The government has refused to release its own analysis of how the proposed closure of nearly 1,000 rail ticket offices will impact on disabled people and other groups protected under the Equality Act.
On the day before the end of a consultation into the proposed closure of most ticket offices in England, the Department for Transport (DfT) rejected a request from disabled campaigners to see its equality impact assessment (EIA).
Although the assessments carried out by the 13 individual train companies have been released (see separate story), the government’s assessment of the overall impact of the closures has not been made available.
The disabled-led campaigning organisation Transport for All (TfA) had asked to see this assessment through a freedom of information request.
But DfT denied the request and said that an EIA might still be used to “formulate” a government policy decision on ticket office closures, if passenger watchdogs object to any of the proposed closures and train companies decide to ignore those objections.
It claimed that its ministers and officials “need a safe space away from public scrutiny” to develop their policy, while train companies need to be confident that they can share information “in an environment which suitably encourages free and frank discussion without fear that information will be prematurely released to the public”.
But TfA said it was “unacceptable that the general public has been denied access to the Government’s own programme-wide assessment and analysis of the proposals, information that could have aided in shaping responses to the consultation”.
TfA has asked the government to reconsider its decision not to release the equality impact assessment, arguing that DfT had “deprived the public of vital information that would have shaped their responses” and that it was “overwhelmingly in the public interest for us to have a full account of what the accessibility implications of these plans are on a system wide level”.
It added: “It is only the Government who continue to try and evade scrutiny. We can only speculate what it is they might be trying to hide.”

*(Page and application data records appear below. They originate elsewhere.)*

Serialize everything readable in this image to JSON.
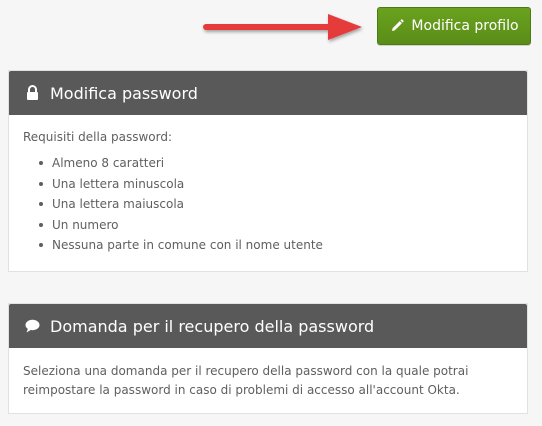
{
  "header": {
    "edit_button_label": "Modifica profilo",
    "edit_button_icon": "pencil-icon",
    "edit_button_color": "#5f961a",
    "annotation_arrow_color": "#e63b3b"
  },
  "password_panel": {
    "title": "Modifica password",
    "icon": "lock-icon",
    "requirements_title": "Requisiti della password:",
    "requirements": [
      "Almeno 8 caratteri",
      "Una lettera minuscola",
      "Una lettera maiuscola",
      "Un numero",
      "Nessuna parte in comune con il nome utente"
    ]
  },
  "recovery_panel": {
    "title": "Domanda per il recupero della password",
    "icon": "speech-bubble-icon",
    "description": "Seleziona una domanda per il recupero della password con la quale potrai reimpostare la password in caso di problemi di accesso all'account Okta."
  }
}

Baroness Falkner, chair of the Equality and Human Rights Commission, said last week that the equality watchdog was “particularly disappointed that the Department for Transport has not yet shown us or published an equality impact assessment on their proposals”.
TfA has previously shown that the proposed closures would have a “disastrous” impact on disabled rail passengers.

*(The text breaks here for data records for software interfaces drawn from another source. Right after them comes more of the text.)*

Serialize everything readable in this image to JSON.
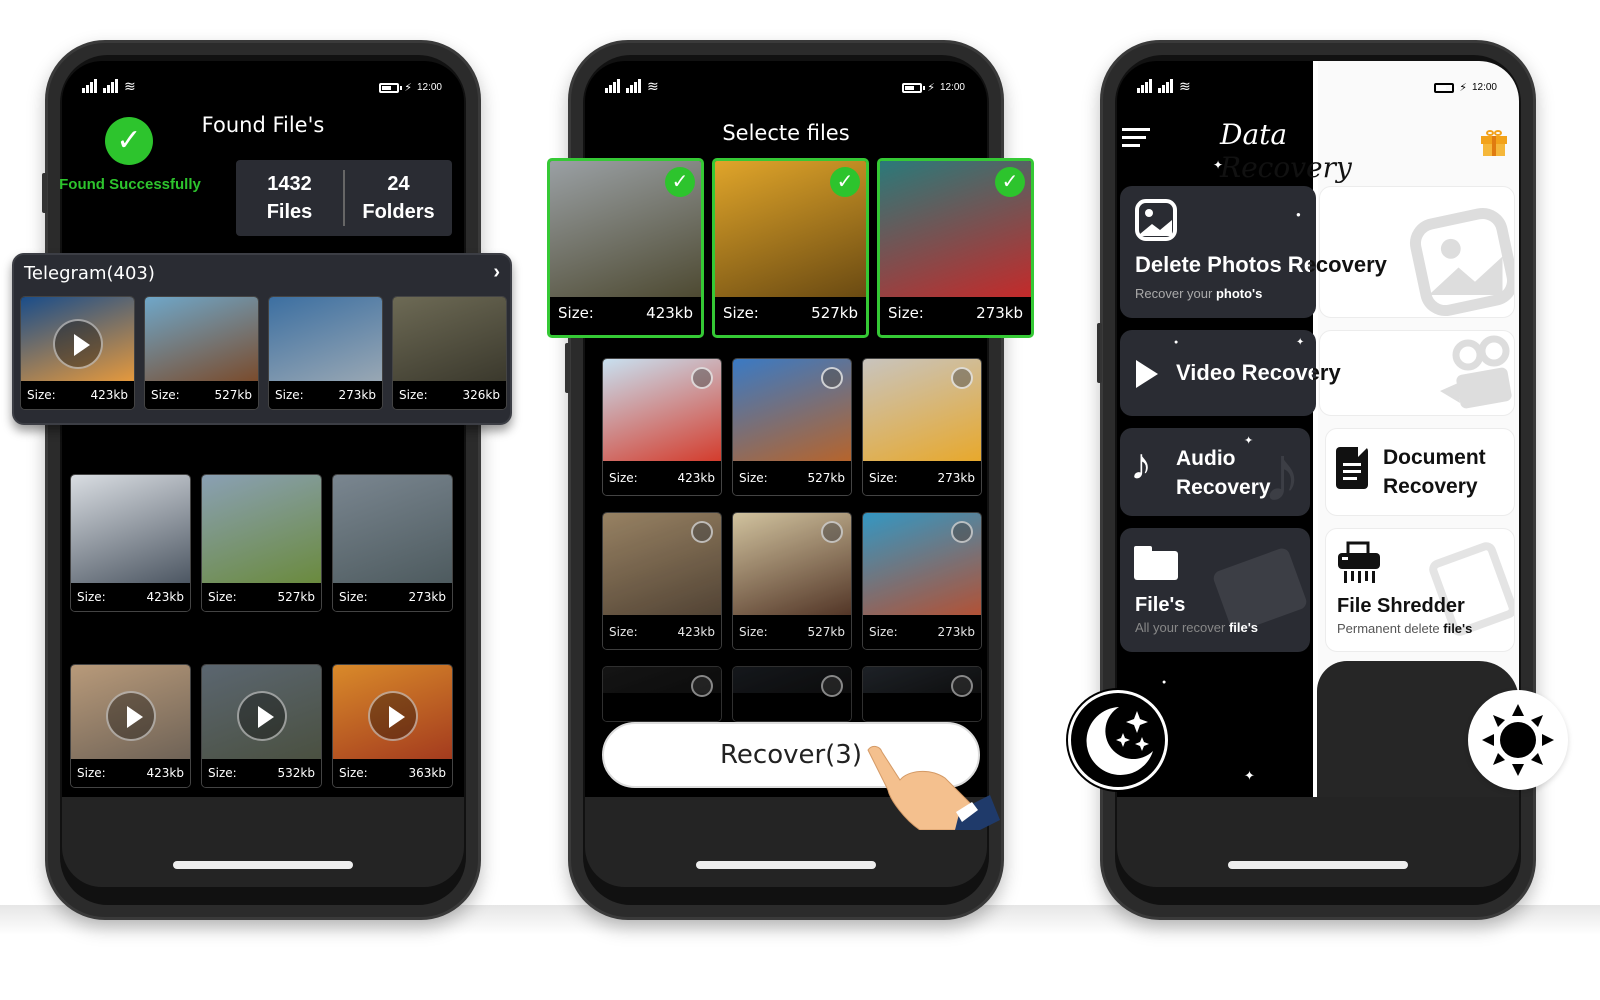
{
  "status_bar": {
    "time": "12:00"
  },
  "phone1": {
    "title": "Found File's",
    "found_text": "Found Successfully",
    "stats": [
      {
        "value": "1432",
        "label": "Files"
      },
      {
        "value": "24",
        "label": "Folders"
      }
    ],
    "telegram": {
      "title": "Telegram(403)",
      "items": [
        {
          "size_label": "Size:",
          "size": "423kb",
          "video": true,
          "colors": [
            "#1a4d8a",
            "#e89a3c"
          ]
        },
        {
          "size_label": "Size:",
          "size": "527kb",
          "video": false,
          "colors": [
            "#6fa7c9",
            "#7a4a2a"
          ]
        },
        {
          "size_label": "Size:",
          "size": "273kb",
          "video": false,
          "colors": [
            "#3c6fa1",
            "#9aa8b4"
          ]
        },
        {
          "size_label": "Size:",
          "size": "326kb",
          "video": false,
          "colors": [
            "#6d6a55",
            "#3a382c"
          ]
        }
      ]
    },
    "grid": [
      {
        "size_label": "Size:",
        "size": "423kb",
        "video": false,
        "colors": [
          "#d9dde2",
          "#4b5561"
        ]
      },
      {
        "size_label": "Size:",
        "size": "527kb",
        "video": false,
        "colors": [
          "#8aa0b4",
          "#6a8a3c"
        ]
      },
      {
        "size_label": "Size:",
        "size": "273kb",
        "video": false,
        "colors": [
          "#7a8690",
          "#4d5a5e"
        ]
      },
      {
        "size_label": "Size:",
        "size": "423kb",
        "video": true,
        "colors": [
          "#b89a7a",
          "#6e6256"
        ]
      },
      {
        "size_label": "Size:",
        "size": "532kb",
        "video": true,
        "colors": [
          "#5b6670",
          "#4a5040"
        ]
      },
      {
        "size_label": "Size:",
        "size": "363kb",
        "video": true,
        "colors": [
          "#d98a2a",
          "#a33a1e"
        ]
      }
    ]
  },
  "phone2": {
    "title": "Selecte files",
    "selected": [
      {
        "size_label": "Size:",
        "size": "423kb",
        "colors": [
          "#9aa0a4",
          "#4e4a32"
        ]
      },
      {
        "size_label": "Size:",
        "size": "527kb",
        "colors": [
          "#e0a52a",
          "#6a4a12"
        ]
      },
      {
        "size_label": "Size:",
        "size": "273kb",
        "colors": [
          "#2a7a7a",
          "#c42a2a"
        ]
      }
    ],
    "grid": [
      {
        "size_label": "Size:",
        "size": "423kb",
        "colors": [
          "#c8e0f0",
          "#d43a2a"
        ]
      },
      {
        "size_label": "Size:",
        "size": "527kb",
        "colors": [
          "#3a7ac4",
          "#b8642a"
        ]
      },
      {
        "size_label": "Size:",
        "size": "273kb",
        "colors": [
          "#c8c4be",
          "#e8a82a"
        ]
      },
      {
        "size_label": "Size:",
        "size": "423kb",
        "colors": [
          "#a8906e",
          "#5a4a3a"
        ]
      },
      {
        "size_label": "Size:",
        "size": "527kb",
        "colors": [
          "#e8d8b0",
          "#5a3a2a"
        ]
      },
      {
        "size_label": "Size:",
        "size": "273kb",
        "colors": [
          "#3aa8d8",
          "#c85a3a"
        ]
      },
      {
        "size_label": "",
        "size": "",
        "colors": [
          "#1e1e1e",
          "#111111"
        ]
      },
      {
        "size_label": "",
        "size": "",
        "colors": [
          "#1e2228",
          "#111111"
        ]
      },
      {
        "size_label": "",
        "size": "",
        "colors": [
          "#2a3038",
          "#141414"
        ]
      }
    ],
    "recover_button": "Recover(3)"
  },
  "phone3": {
    "app_title": "Data Recovery",
    "cards": [
      {
        "title": "Delete Photos Recovery",
        "sub_prefix": "Recover your",
        "sub_bold": "photo's"
      },
      {
        "title": "Video Recovery"
      },
      {
        "title_line1": "Audio",
        "title_line2": "Recovery"
      },
      {
        "title_line1": "Document",
        "title_line2": "Recovery"
      },
      {
        "title": "File's",
        "sub_prefix": "All your recover",
        "sub_bold": "file's"
      },
      {
        "title": "File Shredder",
        "sub_prefix": "Permanent delete",
        "sub_bold": "file's"
      }
    ],
    "icons": {
      "menu": "hamburger-menu-icon",
      "gift": "gift-icon",
      "night": "moon-icon",
      "day": "sun-icon"
    }
  },
  "colors": {
    "accent_green": "#2dc42d",
    "panel_dark": "#2a2c33",
    "gift_orange": "#f2a21a"
  }
}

It has described how the details within proposals published by the train operating companies “completely contradict” pledges they have made around access to support for disabled passengers, staffing levels, ticket sales, and the treatment of rail staff.
And it has concluded that the proposed closures “will make it impossible for disabled people to access the support we need to travel by rail”.
There were more than 680,000 responses to the consultation by the time it closed on Friday (1 September).
The train companies can then refer their proposals to transport secretary Mark Harper if they disagree with the conclusions of the two watchdogs.
A note from the editor:
Please consider making a voluntary financial contribution to support the work of DNS and allow it to continue producing independent, carefully-researched news stories that focus on the lives and rights of disabled people and their user-led organisations.
Please do not contribute if you cannot afford to do so, and please note that DNS is not a charity. It is run and owned by disabled journalist John Pring and has been from its launch in April 2009.
Thank you for anything you can do to support the work of DNS…